= Task prompt =
The copy you print must match the listing exactly, with its pictures removed.

= Records for this exercise =
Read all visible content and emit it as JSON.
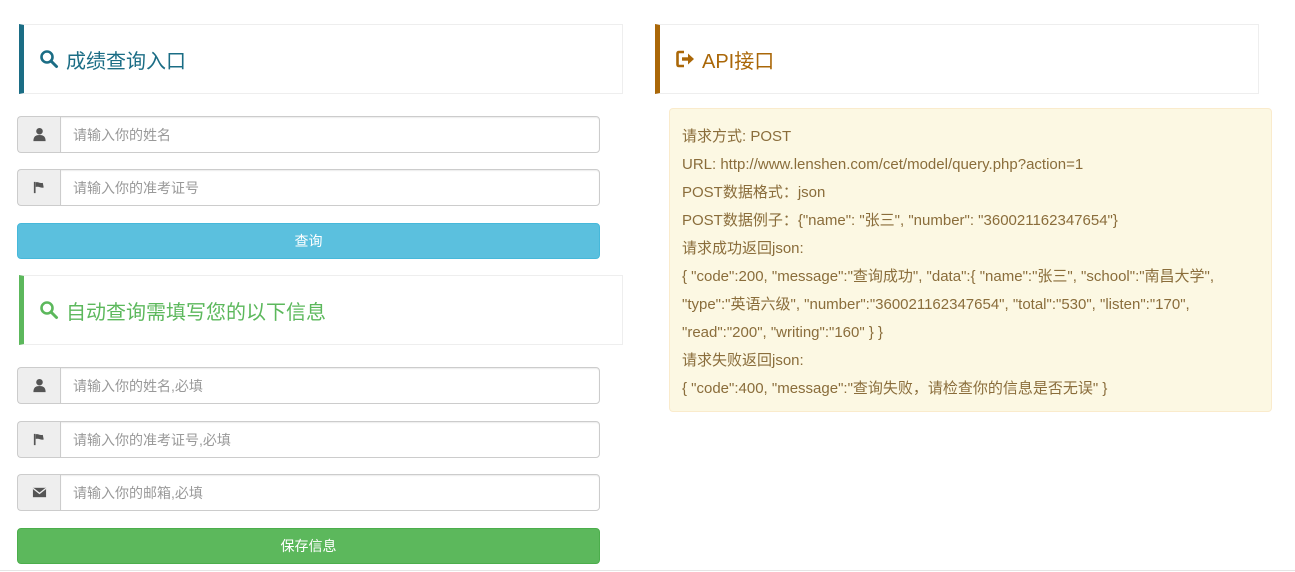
{
  "query_panel": {
    "title": "成绩查询入口",
    "icon": "search-icon",
    "color": "#1b6d85",
    "name_placeholder": "请输入你的姓名",
    "number_placeholder": "请输入你的准考证号",
    "submit_label": "查询"
  },
  "auto_panel": {
    "title": "自动查询需填写您的以下信息",
    "icon": "search-icon",
    "color": "#5cb85c",
    "name_placeholder": "请输入你的姓名,必填",
    "number_placeholder": "请输入你的准考证号,必填",
    "email_placeholder": "请输入你的邮箱,必填",
    "save_label": "保存信息"
  },
  "api_panel": {
    "title": "API接口",
    "icon": "sign-out-icon",
    "color": "#aa6708",
    "lines": [
      "请求方式: POST",
      "URL: http://www.lenshen.com/cet/model/query.php?action=1",
      "POST数据格式：json",
      "POST数据例子：{\"name\": \"张三\", \"number\": \"360021162347654\"}",
      "请求成功返回json:",
      "{ \"code\":200, \"message\":\"查询成功\", \"data\":{ \"name\":\"张三\", \"school\":\"南昌大学\",",
      "\"type\":\"英语六级\", \"number\":\"360021162347654\", \"total\":\"530\", \"listen\":\"170\",",
      "\"read\":\"200\", \"writing\":\"160\" } }",
      "请求失败返回json:",
      "{ \"code\":400, \"message\":\"查询失败，请检查你的信息是否无误\" }"
    ]
  }
}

= Written answer =
Read all visible content and emit it as JSON.
{
  "query_panel": {
    "title": "成绩查询入口",
    "icon": "search-icon",
    "color": "#1b6d85",
    "name_placeholder": "请输入你的姓名",
    "number_placeholder": "请输入你的准考证号",
    "submit_label": "查询"
  },
  "auto_panel": {
    "title": "自动查询需填写您的以下信息",
    "icon": "search-icon",
    "color": "#5cb85c",
    "name_placeholder": "请输入你的姓名,必填",
    "number_placeholder": "请输入你的准考证号,必填",
    "email_placeholder": "请输入你的邮箱,必填",
    "save_label": "保存信息"
  },
  "api_panel": {
    "title": "API接口",
    "icon": "sign-out-icon",
    "color": "#aa6708",
    "lines": [
      "请求方式: POST",
      "URL: http://www.lenshen.com/cet/model/query.php?action=1",
      "POST数据格式：json",
      "POST数据例子：{\"name\": \"张三\", \"number\": \"360021162347654\"}",
      "请求成功返回json:",
      "{ \"code\":200, \"message\":\"查询成功\", \"data\":{ \"name\":\"张三\", \"school\":\"南昌大学\",",
      "\"type\":\"英语六级\", \"number\":\"360021162347654\", \"total\":\"530\", \"listen\":\"170\",",
      "\"read\":\"200\", \"writing\":\"160\" } }",
      "请求失败返回json:",
      "{ \"code\":400, \"message\":\"查询失败，请检查你的信息是否无误\" }"
    ]
  }
}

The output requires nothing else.